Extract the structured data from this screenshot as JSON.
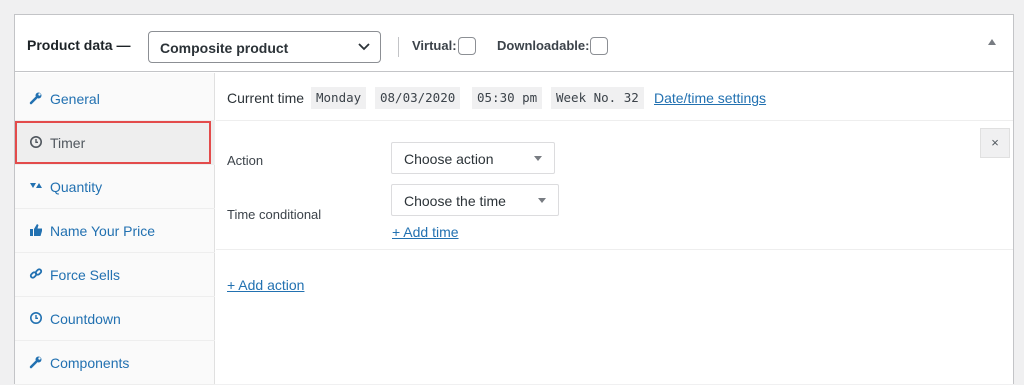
{
  "header": {
    "title": "Product data —",
    "product_type": "Composite product",
    "virtual_label": "Virtual:",
    "downloadable_label": "Downloadable:"
  },
  "sidebar": {
    "items": [
      {
        "label": "General",
        "icon": "wrench-icon"
      },
      {
        "label": "Timer",
        "icon": "clock-icon"
      },
      {
        "label": "Quantity",
        "icon": "arrows-icon"
      },
      {
        "label": "Name Your Price",
        "icon": "thumbs-up-icon"
      },
      {
        "label": "Force Sells",
        "icon": "link-icon"
      },
      {
        "label": "Countdown",
        "icon": "clock-icon"
      },
      {
        "label": "Components",
        "icon": "wrench-icon"
      }
    ]
  },
  "timebar": {
    "label": "Current time",
    "day": "Monday",
    "date": "08/03/2020",
    "time": "05:30 pm",
    "week": "Week No. 32",
    "settings_link": "Date/time settings"
  },
  "rule": {
    "action_label": "Action",
    "action_placeholder": "Choose action",
    "time_label": "Time conditional",
    "time_placeholder": "Choose the time",
    "add_time": "+ Add time",
    "close": "×"
  },
  "add_action": "+ Add action",
  "colors": {
    "link": "#2271b1",
    "highlight": "#e34b4b"
  }
}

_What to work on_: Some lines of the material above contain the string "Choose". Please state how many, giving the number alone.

_Exercise result_: 2